Data shown: Begin

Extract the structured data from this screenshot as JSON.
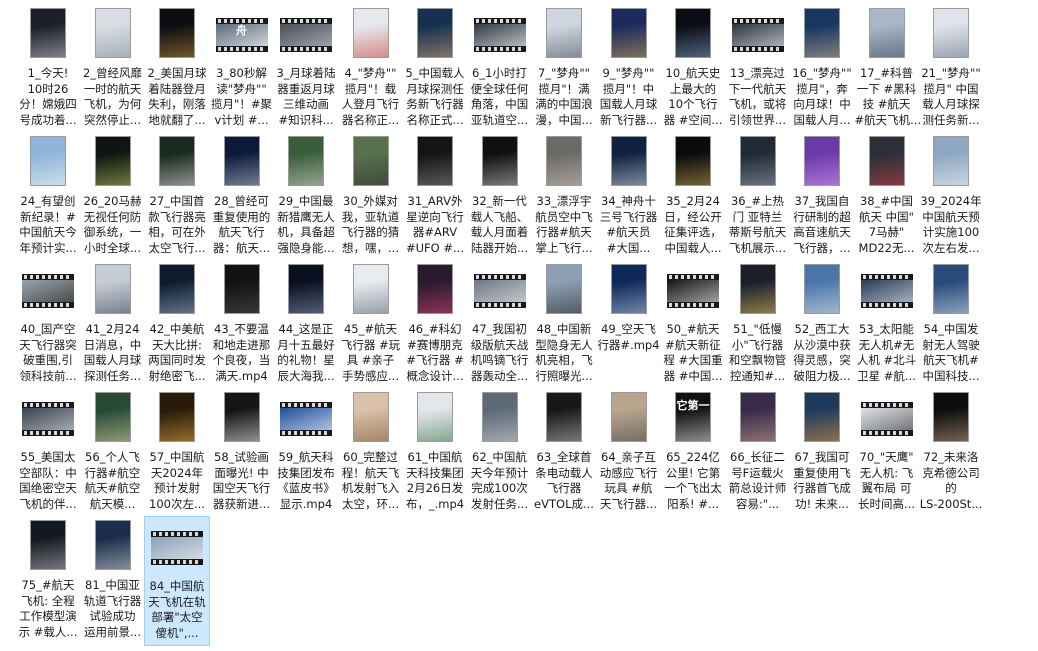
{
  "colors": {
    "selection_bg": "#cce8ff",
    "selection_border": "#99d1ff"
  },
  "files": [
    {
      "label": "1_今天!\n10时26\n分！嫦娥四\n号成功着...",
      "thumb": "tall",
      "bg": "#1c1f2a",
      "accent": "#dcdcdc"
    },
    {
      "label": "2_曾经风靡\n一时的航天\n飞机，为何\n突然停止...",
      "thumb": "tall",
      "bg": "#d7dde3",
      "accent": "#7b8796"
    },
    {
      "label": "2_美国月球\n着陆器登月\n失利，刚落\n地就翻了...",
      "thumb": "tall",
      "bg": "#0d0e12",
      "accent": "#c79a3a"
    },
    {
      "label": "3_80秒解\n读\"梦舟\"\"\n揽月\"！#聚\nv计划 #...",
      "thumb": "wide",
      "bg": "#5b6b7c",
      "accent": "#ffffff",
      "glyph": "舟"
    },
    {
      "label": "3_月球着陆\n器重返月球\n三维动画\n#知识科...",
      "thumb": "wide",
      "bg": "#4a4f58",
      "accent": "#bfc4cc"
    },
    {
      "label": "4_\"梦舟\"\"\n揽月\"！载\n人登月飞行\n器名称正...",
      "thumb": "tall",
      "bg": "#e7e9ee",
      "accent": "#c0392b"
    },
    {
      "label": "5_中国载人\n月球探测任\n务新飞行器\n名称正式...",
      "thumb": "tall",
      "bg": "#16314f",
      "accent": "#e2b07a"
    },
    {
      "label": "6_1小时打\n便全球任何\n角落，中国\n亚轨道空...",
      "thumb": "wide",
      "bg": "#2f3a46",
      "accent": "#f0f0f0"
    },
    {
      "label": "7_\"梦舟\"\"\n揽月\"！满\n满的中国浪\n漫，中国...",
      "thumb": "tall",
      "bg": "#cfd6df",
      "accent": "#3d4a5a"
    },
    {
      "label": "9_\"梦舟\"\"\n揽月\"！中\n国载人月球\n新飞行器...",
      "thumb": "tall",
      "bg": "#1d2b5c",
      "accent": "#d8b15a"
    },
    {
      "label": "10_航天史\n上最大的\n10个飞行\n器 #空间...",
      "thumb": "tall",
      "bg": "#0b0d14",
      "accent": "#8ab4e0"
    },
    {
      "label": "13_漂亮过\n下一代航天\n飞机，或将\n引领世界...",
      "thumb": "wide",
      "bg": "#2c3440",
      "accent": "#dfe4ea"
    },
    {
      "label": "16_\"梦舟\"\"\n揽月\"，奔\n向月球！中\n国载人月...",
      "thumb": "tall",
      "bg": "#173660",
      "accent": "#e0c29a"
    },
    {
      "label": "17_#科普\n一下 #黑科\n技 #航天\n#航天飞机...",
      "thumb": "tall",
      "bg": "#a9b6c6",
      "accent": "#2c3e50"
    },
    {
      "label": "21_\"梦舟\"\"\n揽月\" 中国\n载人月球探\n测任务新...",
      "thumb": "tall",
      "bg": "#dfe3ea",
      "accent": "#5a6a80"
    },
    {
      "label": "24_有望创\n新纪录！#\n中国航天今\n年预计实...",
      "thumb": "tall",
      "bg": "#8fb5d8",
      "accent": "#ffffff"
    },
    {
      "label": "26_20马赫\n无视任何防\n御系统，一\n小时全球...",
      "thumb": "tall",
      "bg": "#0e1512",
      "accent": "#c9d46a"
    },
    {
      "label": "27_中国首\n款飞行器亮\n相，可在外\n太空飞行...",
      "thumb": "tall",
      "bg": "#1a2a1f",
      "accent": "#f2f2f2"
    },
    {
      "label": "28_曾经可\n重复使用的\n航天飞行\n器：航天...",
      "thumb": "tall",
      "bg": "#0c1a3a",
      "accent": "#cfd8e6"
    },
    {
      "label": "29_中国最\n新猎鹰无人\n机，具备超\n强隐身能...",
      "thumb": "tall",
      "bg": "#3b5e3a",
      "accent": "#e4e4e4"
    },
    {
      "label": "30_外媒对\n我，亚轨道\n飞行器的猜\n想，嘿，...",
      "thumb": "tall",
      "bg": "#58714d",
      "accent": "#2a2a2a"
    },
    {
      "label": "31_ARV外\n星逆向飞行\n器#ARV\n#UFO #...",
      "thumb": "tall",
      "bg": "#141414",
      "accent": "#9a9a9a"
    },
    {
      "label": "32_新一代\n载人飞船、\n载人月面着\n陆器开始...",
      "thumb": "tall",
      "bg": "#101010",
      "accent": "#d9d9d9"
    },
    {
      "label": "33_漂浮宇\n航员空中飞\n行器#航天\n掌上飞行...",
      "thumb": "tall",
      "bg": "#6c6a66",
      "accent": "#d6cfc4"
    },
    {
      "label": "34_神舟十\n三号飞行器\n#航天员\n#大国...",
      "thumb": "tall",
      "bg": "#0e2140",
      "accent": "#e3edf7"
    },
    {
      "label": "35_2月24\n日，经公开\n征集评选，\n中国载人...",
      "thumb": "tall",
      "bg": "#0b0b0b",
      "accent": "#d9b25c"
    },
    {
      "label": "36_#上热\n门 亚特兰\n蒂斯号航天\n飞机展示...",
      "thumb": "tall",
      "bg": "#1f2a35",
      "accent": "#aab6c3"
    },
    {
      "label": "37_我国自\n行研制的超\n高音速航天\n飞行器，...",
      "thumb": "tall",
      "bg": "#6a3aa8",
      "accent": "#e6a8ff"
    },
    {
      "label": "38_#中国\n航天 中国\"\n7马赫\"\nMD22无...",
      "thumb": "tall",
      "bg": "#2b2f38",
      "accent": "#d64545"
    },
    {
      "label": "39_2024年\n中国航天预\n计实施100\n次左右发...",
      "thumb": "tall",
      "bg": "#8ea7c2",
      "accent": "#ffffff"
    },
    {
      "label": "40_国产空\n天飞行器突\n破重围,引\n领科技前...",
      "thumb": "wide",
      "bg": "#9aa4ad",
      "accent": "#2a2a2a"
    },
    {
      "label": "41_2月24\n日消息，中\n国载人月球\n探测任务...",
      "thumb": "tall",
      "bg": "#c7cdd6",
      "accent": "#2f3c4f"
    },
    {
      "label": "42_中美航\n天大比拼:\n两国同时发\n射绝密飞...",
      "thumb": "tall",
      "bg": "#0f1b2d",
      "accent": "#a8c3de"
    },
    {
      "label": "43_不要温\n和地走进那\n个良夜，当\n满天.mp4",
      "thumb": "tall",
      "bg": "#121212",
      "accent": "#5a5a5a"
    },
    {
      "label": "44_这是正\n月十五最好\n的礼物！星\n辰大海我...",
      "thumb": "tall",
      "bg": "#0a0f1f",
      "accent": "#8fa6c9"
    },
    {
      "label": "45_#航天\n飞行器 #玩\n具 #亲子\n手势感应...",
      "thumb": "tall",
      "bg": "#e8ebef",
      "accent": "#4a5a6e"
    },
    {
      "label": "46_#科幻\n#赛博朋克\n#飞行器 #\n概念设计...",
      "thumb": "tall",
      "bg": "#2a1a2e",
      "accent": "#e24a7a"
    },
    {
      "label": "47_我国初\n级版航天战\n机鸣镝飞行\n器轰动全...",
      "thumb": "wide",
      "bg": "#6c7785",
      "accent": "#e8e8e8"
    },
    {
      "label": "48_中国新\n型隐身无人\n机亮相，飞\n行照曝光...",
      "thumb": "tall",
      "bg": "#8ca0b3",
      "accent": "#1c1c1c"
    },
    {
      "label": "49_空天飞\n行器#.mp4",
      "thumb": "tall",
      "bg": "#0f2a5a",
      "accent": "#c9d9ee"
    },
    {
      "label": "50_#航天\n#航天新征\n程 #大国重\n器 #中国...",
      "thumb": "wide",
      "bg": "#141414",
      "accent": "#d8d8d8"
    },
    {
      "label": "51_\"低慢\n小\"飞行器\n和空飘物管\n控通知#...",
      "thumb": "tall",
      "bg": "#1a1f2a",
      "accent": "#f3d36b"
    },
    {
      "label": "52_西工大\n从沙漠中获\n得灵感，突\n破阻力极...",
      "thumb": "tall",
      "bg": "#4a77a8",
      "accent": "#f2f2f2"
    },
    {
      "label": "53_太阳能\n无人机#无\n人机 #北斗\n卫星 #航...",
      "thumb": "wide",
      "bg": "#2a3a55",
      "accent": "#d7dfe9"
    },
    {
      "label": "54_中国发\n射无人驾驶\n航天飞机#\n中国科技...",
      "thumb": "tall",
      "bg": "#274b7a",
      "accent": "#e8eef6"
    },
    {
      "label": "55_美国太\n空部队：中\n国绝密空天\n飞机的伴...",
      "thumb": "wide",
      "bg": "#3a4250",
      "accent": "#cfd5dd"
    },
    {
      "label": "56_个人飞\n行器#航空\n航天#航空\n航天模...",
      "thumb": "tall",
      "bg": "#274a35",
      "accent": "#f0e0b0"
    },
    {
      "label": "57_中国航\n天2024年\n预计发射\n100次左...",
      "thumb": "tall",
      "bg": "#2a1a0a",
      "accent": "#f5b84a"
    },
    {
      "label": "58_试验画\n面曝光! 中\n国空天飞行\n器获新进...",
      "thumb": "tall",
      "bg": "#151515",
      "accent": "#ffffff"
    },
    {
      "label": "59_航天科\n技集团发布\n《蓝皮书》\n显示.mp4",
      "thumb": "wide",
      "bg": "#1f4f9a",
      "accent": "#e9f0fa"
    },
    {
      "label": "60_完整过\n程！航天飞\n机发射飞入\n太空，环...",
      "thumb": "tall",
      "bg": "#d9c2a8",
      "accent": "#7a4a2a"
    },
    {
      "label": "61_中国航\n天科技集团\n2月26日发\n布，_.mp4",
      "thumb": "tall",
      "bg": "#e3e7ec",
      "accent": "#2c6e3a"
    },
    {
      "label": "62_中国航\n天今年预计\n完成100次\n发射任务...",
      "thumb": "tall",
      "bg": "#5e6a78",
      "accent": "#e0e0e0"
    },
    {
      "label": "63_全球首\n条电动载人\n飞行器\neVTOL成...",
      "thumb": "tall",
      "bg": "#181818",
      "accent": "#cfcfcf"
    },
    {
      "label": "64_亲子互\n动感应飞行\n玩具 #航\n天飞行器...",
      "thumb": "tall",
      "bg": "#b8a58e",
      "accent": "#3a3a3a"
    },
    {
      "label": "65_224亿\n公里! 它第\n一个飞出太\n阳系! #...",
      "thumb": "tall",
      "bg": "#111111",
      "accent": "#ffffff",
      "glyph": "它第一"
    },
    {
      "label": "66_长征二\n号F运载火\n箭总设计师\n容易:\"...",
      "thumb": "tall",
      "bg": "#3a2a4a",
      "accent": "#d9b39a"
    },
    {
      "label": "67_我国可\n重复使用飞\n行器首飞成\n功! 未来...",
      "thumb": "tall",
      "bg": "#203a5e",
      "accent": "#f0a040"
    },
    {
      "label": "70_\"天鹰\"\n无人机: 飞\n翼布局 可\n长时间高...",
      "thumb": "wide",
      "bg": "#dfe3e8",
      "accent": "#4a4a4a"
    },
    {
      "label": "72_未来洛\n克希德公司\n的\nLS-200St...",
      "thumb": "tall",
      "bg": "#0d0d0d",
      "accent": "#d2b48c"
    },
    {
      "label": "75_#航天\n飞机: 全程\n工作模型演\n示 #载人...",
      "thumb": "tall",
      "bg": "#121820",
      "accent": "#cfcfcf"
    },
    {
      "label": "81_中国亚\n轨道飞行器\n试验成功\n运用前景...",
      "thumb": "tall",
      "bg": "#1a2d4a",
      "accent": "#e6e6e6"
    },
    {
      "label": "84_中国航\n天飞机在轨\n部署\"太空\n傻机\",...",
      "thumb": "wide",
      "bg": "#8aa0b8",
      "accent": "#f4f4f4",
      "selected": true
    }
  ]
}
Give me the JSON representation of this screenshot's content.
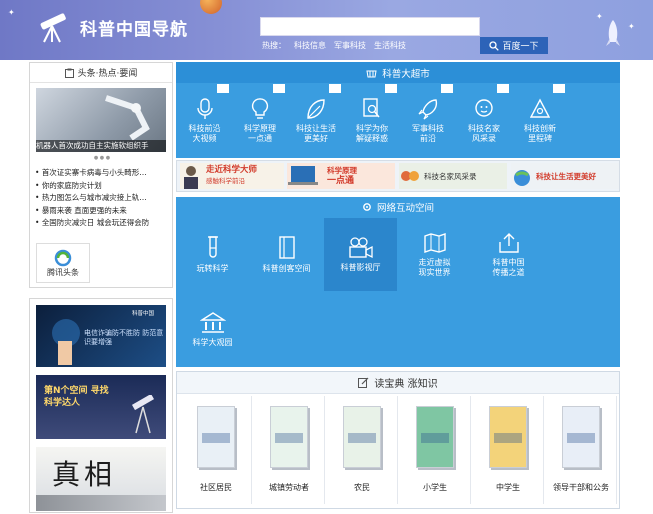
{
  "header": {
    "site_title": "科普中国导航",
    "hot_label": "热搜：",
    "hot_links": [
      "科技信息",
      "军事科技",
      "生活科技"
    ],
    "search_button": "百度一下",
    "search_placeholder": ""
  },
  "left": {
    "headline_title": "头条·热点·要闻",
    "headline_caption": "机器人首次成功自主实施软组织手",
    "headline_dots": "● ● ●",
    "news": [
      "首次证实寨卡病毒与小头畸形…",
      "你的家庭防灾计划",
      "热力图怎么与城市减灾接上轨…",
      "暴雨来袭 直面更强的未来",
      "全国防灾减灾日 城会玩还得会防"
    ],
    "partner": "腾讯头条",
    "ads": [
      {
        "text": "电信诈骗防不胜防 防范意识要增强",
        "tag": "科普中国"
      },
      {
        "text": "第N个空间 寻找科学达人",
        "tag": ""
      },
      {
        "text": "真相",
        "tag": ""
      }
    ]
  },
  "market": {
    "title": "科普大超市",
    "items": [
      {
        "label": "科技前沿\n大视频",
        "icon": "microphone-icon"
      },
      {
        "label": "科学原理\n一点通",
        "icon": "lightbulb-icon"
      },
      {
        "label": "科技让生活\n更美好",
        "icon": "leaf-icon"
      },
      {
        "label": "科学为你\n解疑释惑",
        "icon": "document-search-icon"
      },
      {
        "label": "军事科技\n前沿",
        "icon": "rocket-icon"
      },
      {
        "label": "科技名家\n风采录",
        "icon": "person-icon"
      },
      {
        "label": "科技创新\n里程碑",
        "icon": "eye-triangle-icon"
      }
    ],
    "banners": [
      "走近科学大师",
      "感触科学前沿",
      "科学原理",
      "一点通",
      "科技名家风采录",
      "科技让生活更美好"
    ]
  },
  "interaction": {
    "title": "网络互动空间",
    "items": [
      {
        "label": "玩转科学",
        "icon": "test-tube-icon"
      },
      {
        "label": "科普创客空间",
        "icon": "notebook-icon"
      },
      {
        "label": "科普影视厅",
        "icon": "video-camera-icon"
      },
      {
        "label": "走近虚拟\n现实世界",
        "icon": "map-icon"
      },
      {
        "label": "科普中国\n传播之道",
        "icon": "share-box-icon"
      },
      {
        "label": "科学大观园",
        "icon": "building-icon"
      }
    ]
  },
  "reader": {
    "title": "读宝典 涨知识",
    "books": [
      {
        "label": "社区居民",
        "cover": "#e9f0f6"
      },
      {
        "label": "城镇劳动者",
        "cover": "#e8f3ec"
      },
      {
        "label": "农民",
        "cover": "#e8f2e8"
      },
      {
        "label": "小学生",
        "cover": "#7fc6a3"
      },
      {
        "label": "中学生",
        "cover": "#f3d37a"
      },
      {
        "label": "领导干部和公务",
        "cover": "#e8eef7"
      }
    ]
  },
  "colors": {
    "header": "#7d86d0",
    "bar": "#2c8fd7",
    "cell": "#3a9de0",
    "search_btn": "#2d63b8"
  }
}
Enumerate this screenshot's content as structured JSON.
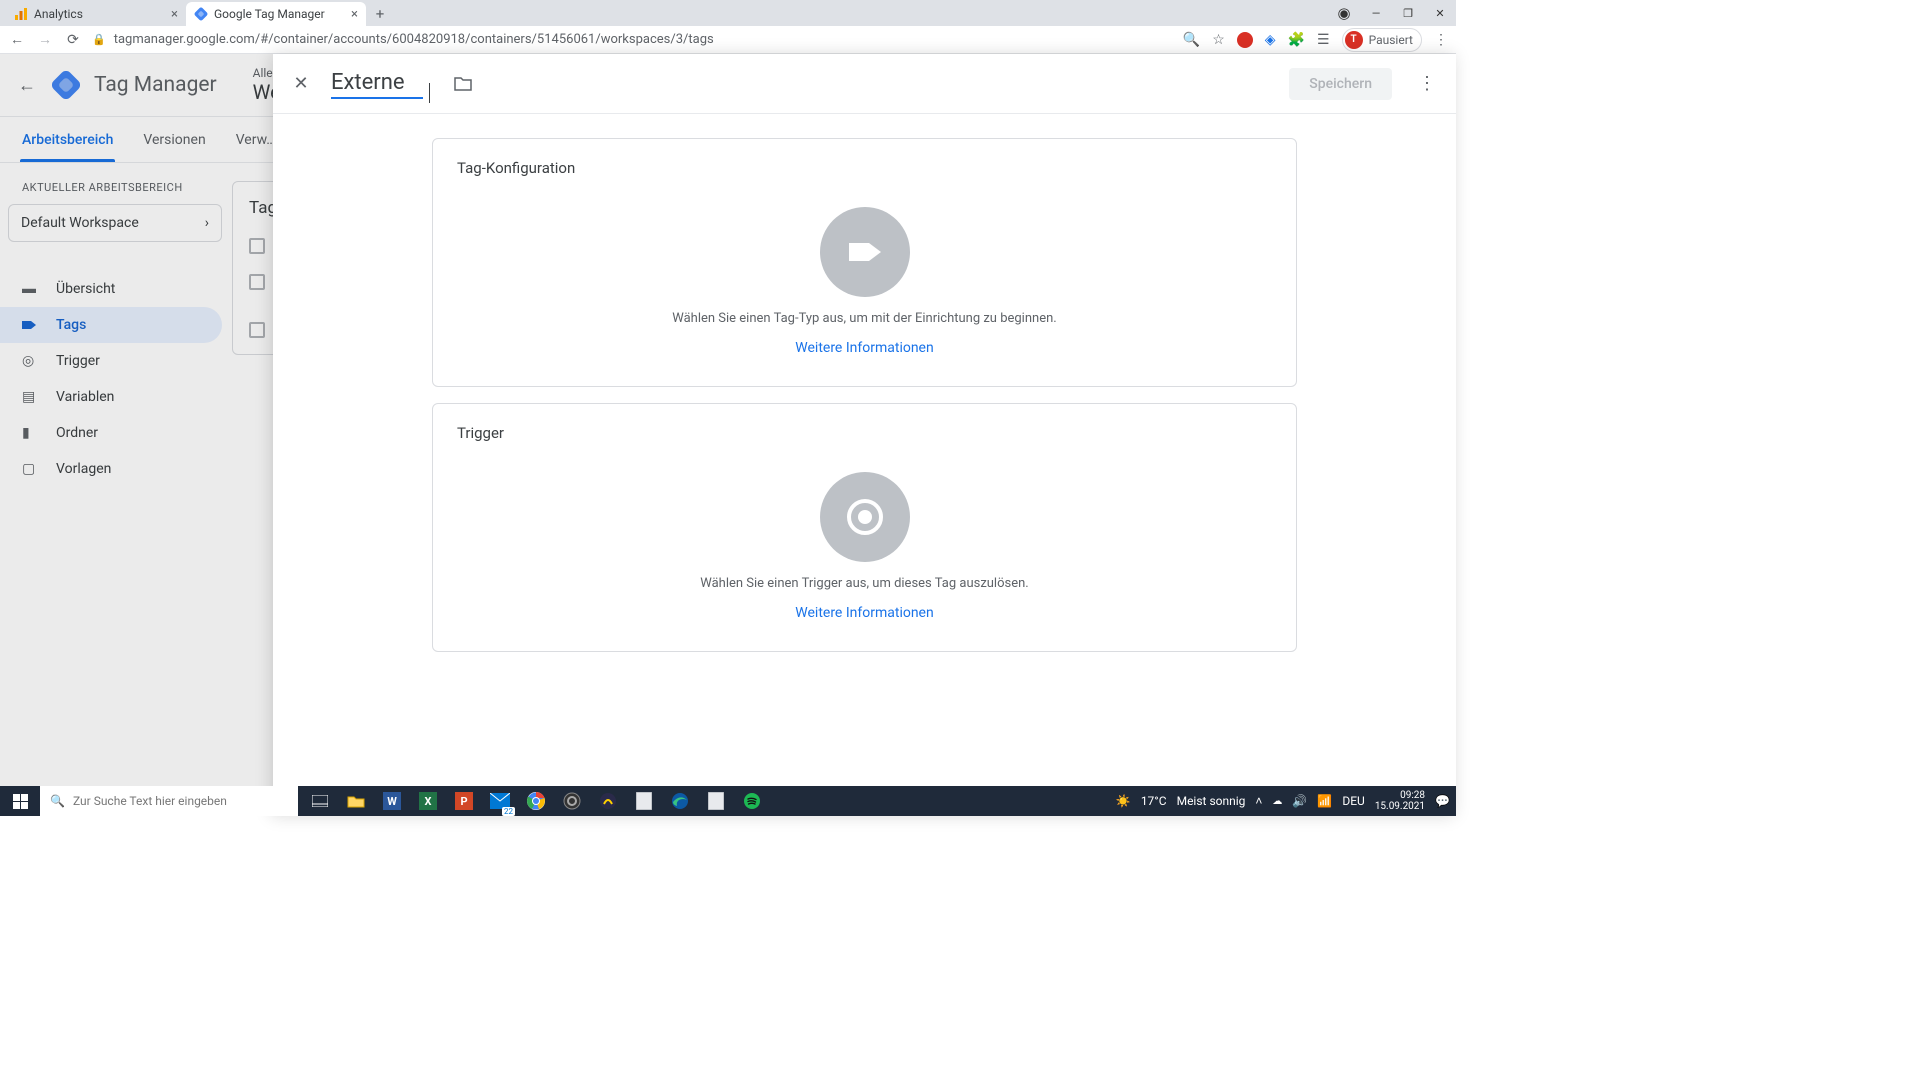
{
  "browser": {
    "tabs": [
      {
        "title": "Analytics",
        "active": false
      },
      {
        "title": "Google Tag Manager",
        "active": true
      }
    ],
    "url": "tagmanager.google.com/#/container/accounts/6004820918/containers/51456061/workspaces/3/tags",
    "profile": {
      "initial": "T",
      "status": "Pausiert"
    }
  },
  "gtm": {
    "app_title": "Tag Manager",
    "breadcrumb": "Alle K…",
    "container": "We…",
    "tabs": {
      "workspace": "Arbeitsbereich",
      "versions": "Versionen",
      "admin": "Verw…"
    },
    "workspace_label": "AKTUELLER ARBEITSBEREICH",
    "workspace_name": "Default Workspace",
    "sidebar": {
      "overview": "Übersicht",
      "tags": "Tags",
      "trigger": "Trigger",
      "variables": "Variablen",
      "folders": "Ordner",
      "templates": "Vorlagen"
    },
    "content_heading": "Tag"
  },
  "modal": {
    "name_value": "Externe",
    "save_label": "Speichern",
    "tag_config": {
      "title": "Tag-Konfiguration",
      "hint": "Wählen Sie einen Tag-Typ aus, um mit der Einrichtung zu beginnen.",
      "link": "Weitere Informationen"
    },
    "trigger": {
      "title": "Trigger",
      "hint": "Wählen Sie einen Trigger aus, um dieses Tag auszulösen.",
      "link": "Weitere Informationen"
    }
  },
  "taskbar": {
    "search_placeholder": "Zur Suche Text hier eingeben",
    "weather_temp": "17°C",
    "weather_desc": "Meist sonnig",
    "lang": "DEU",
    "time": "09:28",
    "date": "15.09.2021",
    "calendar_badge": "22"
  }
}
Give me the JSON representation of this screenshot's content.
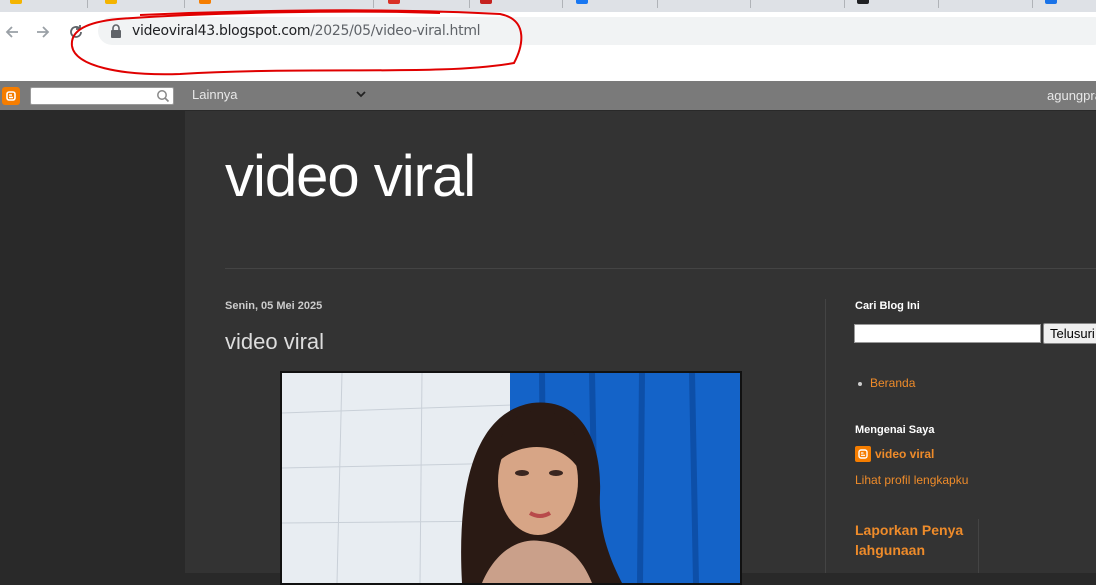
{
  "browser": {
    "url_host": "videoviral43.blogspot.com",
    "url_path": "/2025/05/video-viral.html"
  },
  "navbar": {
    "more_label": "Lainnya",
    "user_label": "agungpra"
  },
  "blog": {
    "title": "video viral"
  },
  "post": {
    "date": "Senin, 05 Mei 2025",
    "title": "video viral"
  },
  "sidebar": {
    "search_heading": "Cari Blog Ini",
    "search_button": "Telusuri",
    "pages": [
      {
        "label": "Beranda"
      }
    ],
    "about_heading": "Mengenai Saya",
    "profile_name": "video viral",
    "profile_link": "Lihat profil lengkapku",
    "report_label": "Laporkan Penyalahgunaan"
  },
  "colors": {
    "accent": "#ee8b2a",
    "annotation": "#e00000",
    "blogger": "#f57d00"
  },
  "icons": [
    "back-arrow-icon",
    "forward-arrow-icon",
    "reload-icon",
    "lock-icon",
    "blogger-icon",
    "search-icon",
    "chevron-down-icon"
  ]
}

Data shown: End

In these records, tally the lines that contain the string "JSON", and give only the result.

4